**Task to complete**: The answer must be an exact copy of the entries below, with no images in it.
---*---
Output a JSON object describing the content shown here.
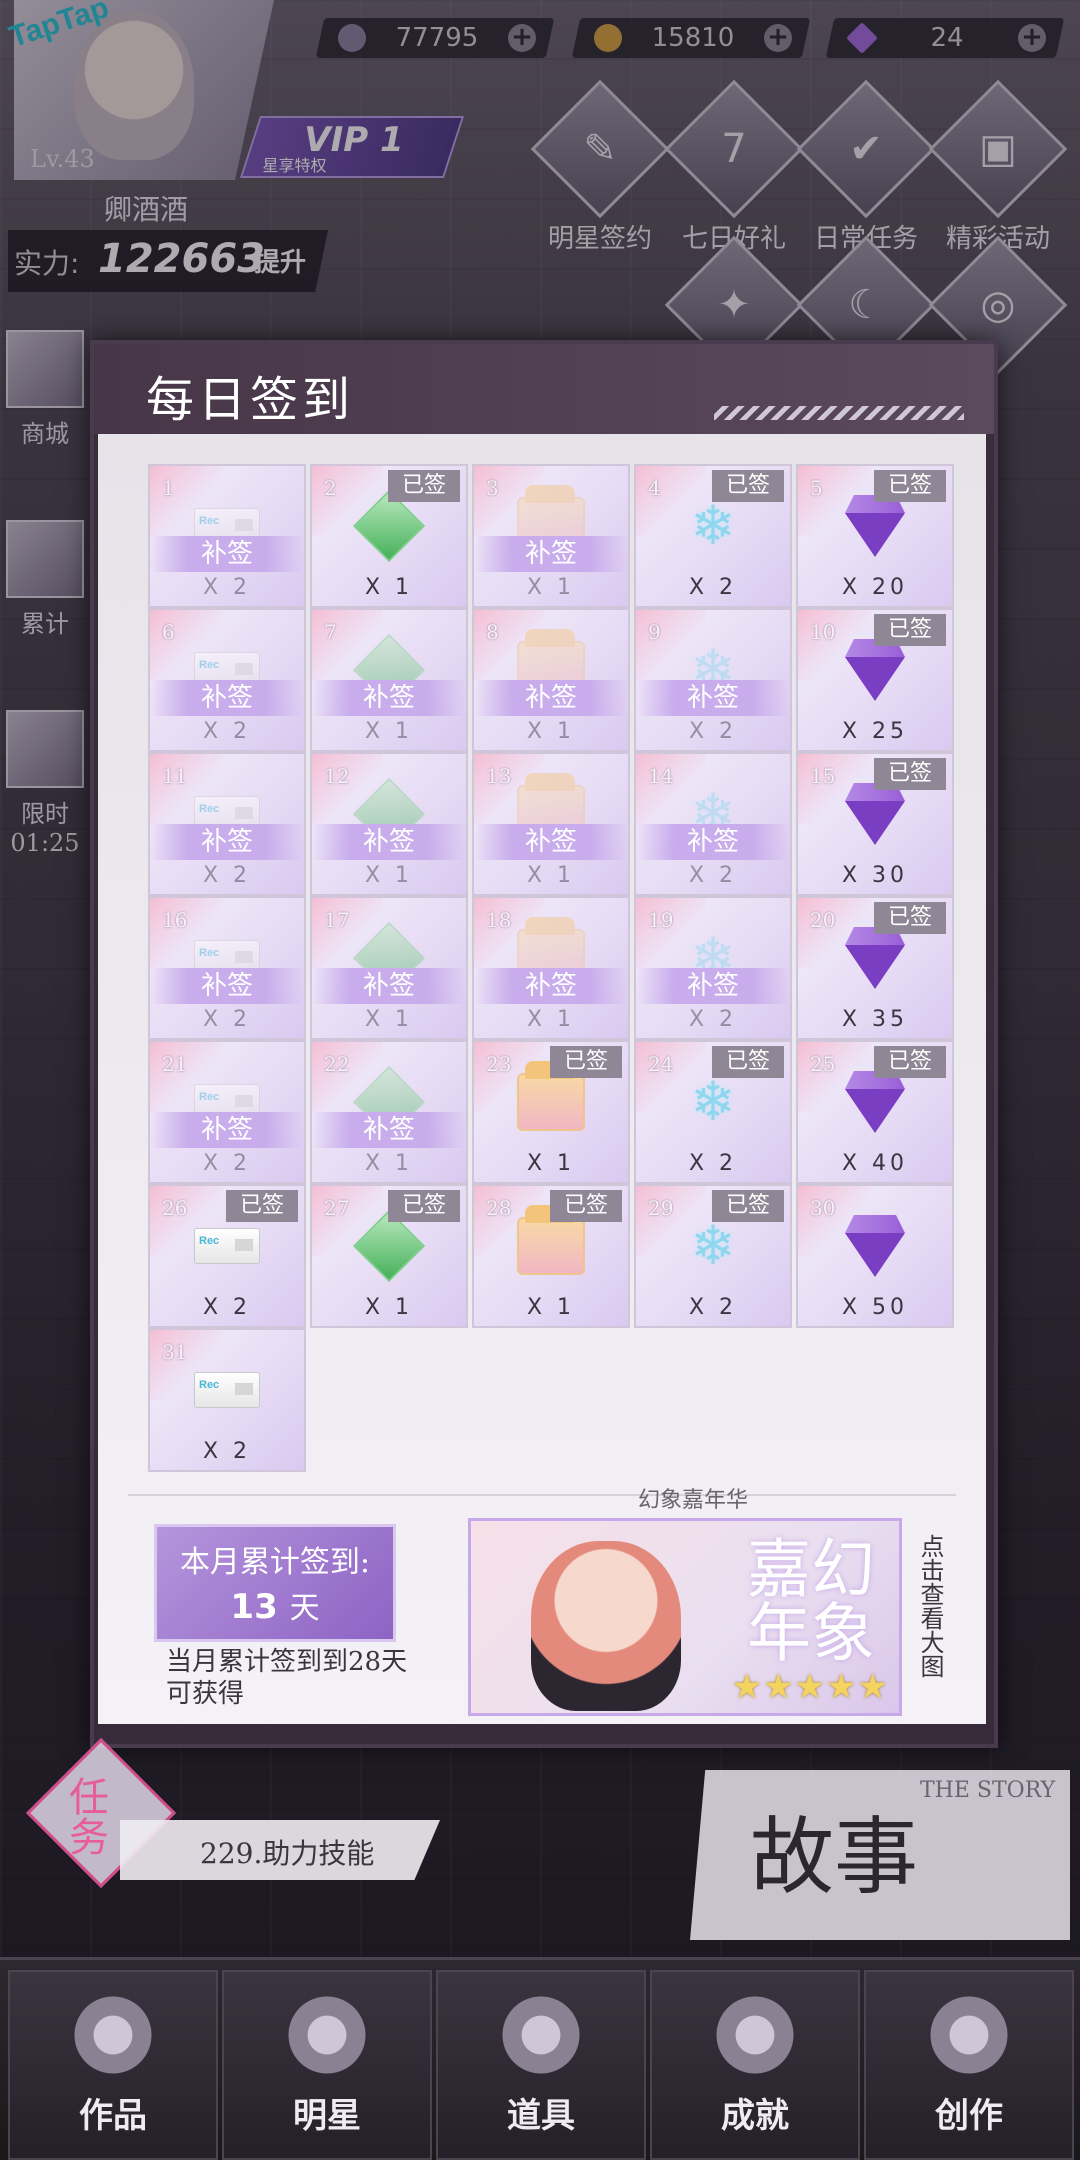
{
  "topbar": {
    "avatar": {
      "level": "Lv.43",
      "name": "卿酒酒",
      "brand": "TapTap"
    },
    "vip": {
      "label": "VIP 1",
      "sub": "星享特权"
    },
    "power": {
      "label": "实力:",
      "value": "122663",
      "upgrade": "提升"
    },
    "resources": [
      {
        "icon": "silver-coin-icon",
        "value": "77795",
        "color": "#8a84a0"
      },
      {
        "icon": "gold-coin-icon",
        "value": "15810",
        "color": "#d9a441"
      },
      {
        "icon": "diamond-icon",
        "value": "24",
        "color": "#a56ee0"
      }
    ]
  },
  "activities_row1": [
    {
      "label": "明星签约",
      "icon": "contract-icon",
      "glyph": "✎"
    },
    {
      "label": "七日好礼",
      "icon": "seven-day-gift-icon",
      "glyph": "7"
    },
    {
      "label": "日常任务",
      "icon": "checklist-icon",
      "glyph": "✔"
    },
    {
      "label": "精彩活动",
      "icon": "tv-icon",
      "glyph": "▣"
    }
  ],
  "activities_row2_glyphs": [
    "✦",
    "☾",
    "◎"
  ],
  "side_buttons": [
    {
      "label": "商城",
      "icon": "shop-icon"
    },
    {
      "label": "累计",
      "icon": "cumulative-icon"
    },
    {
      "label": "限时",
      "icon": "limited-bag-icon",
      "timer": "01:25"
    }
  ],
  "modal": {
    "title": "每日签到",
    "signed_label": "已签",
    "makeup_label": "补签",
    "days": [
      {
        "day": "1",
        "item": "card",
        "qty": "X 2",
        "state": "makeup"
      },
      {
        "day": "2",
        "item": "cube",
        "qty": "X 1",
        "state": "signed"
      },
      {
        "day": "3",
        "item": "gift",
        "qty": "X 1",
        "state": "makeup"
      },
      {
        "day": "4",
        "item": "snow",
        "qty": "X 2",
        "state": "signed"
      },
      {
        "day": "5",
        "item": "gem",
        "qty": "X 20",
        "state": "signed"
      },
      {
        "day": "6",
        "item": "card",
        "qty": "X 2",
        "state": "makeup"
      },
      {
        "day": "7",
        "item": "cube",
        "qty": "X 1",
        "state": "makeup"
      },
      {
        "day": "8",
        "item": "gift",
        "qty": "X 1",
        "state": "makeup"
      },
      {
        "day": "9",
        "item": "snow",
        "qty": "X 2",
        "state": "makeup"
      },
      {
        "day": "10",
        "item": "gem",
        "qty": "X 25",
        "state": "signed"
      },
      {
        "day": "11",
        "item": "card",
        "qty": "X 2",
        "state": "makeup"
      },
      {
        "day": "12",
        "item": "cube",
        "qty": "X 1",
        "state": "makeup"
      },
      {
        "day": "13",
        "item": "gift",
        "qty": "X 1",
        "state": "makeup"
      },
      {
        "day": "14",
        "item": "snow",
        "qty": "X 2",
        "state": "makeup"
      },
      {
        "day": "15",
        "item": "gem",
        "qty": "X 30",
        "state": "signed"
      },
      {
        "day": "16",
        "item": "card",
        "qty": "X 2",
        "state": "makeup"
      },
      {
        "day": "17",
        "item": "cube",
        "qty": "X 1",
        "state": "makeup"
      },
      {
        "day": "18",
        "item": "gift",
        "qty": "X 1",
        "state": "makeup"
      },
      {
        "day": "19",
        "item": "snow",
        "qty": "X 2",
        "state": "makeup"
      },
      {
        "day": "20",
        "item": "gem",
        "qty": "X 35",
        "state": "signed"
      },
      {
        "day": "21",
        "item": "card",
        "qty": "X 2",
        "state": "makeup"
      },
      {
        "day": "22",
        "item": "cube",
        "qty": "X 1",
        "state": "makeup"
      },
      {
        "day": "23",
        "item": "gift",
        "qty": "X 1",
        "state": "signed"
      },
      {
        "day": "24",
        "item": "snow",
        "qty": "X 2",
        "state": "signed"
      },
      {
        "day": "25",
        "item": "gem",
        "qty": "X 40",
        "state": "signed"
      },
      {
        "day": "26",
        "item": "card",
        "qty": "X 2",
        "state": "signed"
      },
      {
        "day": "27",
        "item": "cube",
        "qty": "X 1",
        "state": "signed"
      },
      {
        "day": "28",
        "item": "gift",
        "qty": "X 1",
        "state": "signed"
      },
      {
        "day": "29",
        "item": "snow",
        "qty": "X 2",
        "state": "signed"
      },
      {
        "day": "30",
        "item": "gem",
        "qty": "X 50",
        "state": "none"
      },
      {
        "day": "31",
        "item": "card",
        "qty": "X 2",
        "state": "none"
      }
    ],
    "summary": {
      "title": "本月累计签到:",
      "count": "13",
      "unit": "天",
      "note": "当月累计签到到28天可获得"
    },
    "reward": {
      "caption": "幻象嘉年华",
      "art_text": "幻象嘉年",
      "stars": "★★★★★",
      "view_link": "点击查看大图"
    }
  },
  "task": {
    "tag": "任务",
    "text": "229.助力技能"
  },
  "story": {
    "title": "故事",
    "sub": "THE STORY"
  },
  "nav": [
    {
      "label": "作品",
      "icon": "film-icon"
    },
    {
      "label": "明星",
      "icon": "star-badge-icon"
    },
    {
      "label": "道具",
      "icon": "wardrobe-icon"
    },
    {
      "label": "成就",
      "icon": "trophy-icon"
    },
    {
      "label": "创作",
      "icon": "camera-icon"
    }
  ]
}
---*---
**Completed task**:
Output a JSON object describing the content shown here.
{
  "topbar": {
    "avatar": {
      "level": "Lv.43",
      "name": "卿酒酒",
      "brand": "TapTap"
    },
    "vip": {
      "label": "VIP 1",
      "sub": "星享特权"
    },
    "power": {
      "label": "实力:",
      "value": "122663",
      "upgrade": "提升"
    },
    "resources": [
      {
        "icon": "silver-coin-icon",
        "value": "77795",
        "color": "#8a84a0"
      },
      {
        "icon": "gold-coin-icon",
        "value": "15810",
        "color": "#d9a441"
      },
      {
        "icon": "diamond-icon",
        "value": "24",
        "color": "#a56ee0"
      }
    ]
  },
  "activities_row1": [
    {
      "label": "明星签约",
      "icon": "contract-icon",
      "glyph": "✎"
    },
    {
      "label": "七日好礼",
      "icon": "seven-day-gift-icon",
      "glyph": "7"
    },
    {
      "label": "日常任务",
      "icon": "checklist-icon",
      "glyph": "✔"
    },
    {
      "label": "精彩活动",
      "icon": "tv-icon",
      "glyph": "▣"
    }
  ],
  "activities_row2_glyphs": [
    "✦",
    "☾",
    "◎"
  ],
  "side_buttons": [
    {
      "label": "商城",
      "icon": "shop-icon"
    },
    {
      "label": "累计",
      "icon": "cumulative-icon"
    },
    {
      "label": "限时",
      "icon": "limited-bag-icon",
      "timer": "01:25"
    }
  ],
  "modal": {
    "title": "每日签到",
    "signed_label": "已签",
    "makeup_label": "补签",
    "days": [
      {
        "day": "1",
        "item": "card",
        "qty": "X 2",
        "state": "makeup"
      },
      {
        "day": "2",
        "item": "cube",
        "qty": "X 1",
        "state": "signed"
      },
      {
        "day": "3",
        "item": "gift",
        "qty": "X 1",
        "state": "makeup"
      },
      {
        "day": "4",
        "item": "snow",
        "qty": "X 2",
        "state": "signed"
      },
      {
        "day": "5",
        "item": "gem",
        "qty": "X 20",
        "state": "signed"
      },
      {
        "day": "6",
        "item": "card",
        "qty": "X 2",
        "state": "makeup"
      },
      {
        "day": "7",
        "item": "cube",
        "qty": "X 1",
        "state": "makeup"
      },
      {
        "day": "8",
        "item": "gift",
        "qty": "X 1",
        "state": "makeup"
      },
      {
        "day": "9",
        "item": "snow",
        "qty": "X 2",
        "state": "makeup"
      },
      {
        "day": "10",
        "item": "gem",
        "qty": "X 25",
        "state": "signed"
      },
      {
        "day": "11",
        "item": "card",
        "qty": "X 2",
        "state": "makeup"
      },
      {
        "day": "12",
        "item": "cube",
        "qty": "X 1",
        "state": "makeup"
      },
      {
        "day": "13",
        "item": "gift",
        "qty": "X 1",
        "state": "makeup"
      },
      {
        "day": "14",
        "item": "snow",
        "qty": "X 2",
        "state": "makeup"
      },
      {
        "day": "15",
        "item": "gem",
        "qty": "X 30",
        "state": "signed"
      },
      {
        "day": "16",
        "item": "card",
        "qty": "X 2",
        "state": "makeup"
      },
      {
        "day": "17",
        "item": "cube",
        "qty": "X 1",
        "state": "makeup"
      },
      {
        "day": "18",
        "item": "gift",
        "qty": "X 1",
        "state": "makeup"
      },
      {
        "day": "19",
        "item": "snow",
        "qty": "X 2",
        "state": "makeup"
      },
      {
        "day": "20",
        "item": "gem",
        "qty": "X 35",
        "state": "signed"
      },
      {
        "day": "21",
        "item": "card",
        "qty": "X 2",
        "state": "makeup"
      },
      {
        "day": "22",
        "item": "cube",
        "qty": "X 1",
        "state": "makeup"
      },
      {
        "day": "23",
        "item": "gift",
        "qty": "X 1",
        "state": "signed"
      },
      {
        "day": "24",
        "item": "snow",
        "qty": "X 2",
        "state": "signed"
      },
      {
        "day": "25",
        "item": "gem",
        "qty": "X 40",
        "state": "signed"
      },
      {
        "day": "26",
        "item": "card",
        "qty": "X 2",
        "state": "signed"
      },
      {
        "day": "27",
        "item": "cube",
        "qty": "X 1",
        "state": "signed"
      },
      {
        "day": "28",
        "item": "gift",
        "qty": "X 1",
        "state": "signed"
      },
      {
        "day": "29",
        "item": "snow",
        "qty": "X 2",
        "state": "signed"
      },
      {
        "day": "30",
        "item": "gem",
        "qty": "X 50",
        "state": "none"
      },
      {
        "day": "31",
        "item": "card",
        "qty": "X 2",
        "state": "none"
      }
    ],
    "summary": {
      "title": "本月累计签到:",
      "count": "13",
      "unit": "天",
      "note": "当月累计签到到28天可获得"
    },
    "reward": {
      "caption": "幻象嘉年华",
      "art_text": "幻象嘉年",
      "stars": "★★★★★",
      "view_link": "点击查看大图"
    }
  },
  "task": {
    "tag": "任务",
    "text": "229.助力技能"
  },
  "story": {
    "title": "故事",
    "sub": "THE STORY"
  },
  "nav": [
    {
      "label": "作品",
      "icon": "film-icon"
    },
    {
      "label": "明星",
      "icon": "star-badge-icon"
    },
    {
      "label": "道具",
      "icon": "wardrobe-icon"
    },
    {
      "label": "成就",
      "icon": "trophy-icon"
    },
    {
      "label": "创作",
      "icon": "camera-icon"
    }
  ]
}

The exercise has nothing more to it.